Dataset rows for apps and sites
════════
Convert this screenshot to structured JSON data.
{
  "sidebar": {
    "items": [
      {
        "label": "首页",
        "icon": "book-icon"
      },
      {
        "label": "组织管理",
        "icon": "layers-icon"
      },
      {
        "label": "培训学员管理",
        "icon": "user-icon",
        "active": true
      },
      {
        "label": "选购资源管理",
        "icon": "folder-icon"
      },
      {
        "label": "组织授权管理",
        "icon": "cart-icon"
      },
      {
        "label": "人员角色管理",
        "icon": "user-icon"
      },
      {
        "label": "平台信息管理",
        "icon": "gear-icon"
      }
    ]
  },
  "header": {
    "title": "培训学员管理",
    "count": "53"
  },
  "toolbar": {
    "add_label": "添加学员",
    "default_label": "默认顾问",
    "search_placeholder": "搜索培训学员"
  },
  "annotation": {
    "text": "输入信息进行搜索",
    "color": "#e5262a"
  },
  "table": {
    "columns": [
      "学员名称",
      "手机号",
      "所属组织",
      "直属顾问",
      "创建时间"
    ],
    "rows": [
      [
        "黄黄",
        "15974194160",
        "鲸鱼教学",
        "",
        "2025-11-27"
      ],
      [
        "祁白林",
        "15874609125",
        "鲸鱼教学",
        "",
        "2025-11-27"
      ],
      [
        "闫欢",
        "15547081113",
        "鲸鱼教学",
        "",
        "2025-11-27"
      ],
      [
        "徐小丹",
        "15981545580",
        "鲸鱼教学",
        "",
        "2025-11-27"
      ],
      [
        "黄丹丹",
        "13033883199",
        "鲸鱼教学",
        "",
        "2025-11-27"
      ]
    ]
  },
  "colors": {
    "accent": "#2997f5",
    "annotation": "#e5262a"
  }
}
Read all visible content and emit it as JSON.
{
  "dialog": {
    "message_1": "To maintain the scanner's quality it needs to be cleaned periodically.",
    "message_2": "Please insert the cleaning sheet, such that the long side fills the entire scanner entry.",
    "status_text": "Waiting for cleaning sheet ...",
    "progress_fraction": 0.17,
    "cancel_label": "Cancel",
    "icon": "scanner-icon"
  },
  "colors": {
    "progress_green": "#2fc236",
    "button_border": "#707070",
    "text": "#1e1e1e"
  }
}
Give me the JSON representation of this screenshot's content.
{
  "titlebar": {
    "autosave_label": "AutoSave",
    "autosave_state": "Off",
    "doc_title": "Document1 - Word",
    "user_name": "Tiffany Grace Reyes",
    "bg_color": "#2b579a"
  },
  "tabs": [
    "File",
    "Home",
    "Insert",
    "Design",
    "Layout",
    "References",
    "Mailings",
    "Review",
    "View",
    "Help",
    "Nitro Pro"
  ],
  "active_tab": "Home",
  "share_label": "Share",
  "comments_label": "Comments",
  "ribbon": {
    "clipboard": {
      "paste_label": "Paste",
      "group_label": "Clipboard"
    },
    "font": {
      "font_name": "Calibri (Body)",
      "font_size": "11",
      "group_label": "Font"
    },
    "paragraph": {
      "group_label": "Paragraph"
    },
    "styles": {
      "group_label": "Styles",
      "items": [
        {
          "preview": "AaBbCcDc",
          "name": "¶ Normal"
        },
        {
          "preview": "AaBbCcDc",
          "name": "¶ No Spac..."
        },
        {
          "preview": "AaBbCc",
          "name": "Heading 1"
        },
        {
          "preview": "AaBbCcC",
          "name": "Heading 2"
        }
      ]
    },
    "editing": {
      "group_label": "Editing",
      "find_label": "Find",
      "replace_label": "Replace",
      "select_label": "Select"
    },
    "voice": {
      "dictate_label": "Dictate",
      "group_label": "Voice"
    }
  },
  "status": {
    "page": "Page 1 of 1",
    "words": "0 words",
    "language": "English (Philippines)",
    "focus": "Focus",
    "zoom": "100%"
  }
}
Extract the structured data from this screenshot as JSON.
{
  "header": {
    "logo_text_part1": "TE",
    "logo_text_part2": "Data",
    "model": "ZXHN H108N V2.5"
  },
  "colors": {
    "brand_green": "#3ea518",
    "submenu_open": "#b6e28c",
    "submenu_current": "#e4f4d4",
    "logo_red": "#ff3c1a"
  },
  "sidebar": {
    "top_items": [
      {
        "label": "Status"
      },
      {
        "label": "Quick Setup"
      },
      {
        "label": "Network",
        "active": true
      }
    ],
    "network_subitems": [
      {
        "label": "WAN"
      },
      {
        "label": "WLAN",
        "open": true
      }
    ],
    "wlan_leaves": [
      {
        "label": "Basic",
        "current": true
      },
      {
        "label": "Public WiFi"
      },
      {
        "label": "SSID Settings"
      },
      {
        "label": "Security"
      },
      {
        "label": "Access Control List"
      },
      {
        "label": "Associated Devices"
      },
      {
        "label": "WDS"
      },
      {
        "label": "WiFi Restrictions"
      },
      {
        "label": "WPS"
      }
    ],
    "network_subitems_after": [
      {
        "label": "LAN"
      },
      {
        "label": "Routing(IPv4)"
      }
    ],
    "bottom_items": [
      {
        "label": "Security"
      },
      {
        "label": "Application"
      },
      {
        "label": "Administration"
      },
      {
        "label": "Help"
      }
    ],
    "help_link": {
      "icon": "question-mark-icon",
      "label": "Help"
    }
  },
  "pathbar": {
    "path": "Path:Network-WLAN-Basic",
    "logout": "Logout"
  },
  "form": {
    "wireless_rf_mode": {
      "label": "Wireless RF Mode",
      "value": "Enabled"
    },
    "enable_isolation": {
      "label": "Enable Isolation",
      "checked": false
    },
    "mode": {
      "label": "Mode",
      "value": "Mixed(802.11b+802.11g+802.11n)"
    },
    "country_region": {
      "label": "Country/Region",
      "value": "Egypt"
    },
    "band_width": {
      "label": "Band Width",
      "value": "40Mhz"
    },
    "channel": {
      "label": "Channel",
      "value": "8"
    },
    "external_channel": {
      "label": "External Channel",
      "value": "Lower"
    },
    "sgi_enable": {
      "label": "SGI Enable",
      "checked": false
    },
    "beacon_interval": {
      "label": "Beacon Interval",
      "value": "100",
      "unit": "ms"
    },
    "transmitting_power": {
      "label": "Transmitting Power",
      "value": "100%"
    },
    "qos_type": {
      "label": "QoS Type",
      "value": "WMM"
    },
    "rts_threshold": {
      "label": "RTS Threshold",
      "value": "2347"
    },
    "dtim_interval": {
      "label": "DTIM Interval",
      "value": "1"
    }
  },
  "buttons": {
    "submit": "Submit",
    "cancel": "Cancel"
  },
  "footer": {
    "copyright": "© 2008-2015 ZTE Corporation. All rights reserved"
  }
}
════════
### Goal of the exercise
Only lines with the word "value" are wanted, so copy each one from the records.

### Solution for this task
      "value": "Enabled"
      "value": "Mixed(802.11b+802.11g+802.11n)"
      "value": "Egypt"
      "value": "40Mhz"
      "value": "8"
      "value": "Lower"
      "value": "100",
      "value": "100%"
      "value": "WMM"
      "value": "2347"
      "value": "1"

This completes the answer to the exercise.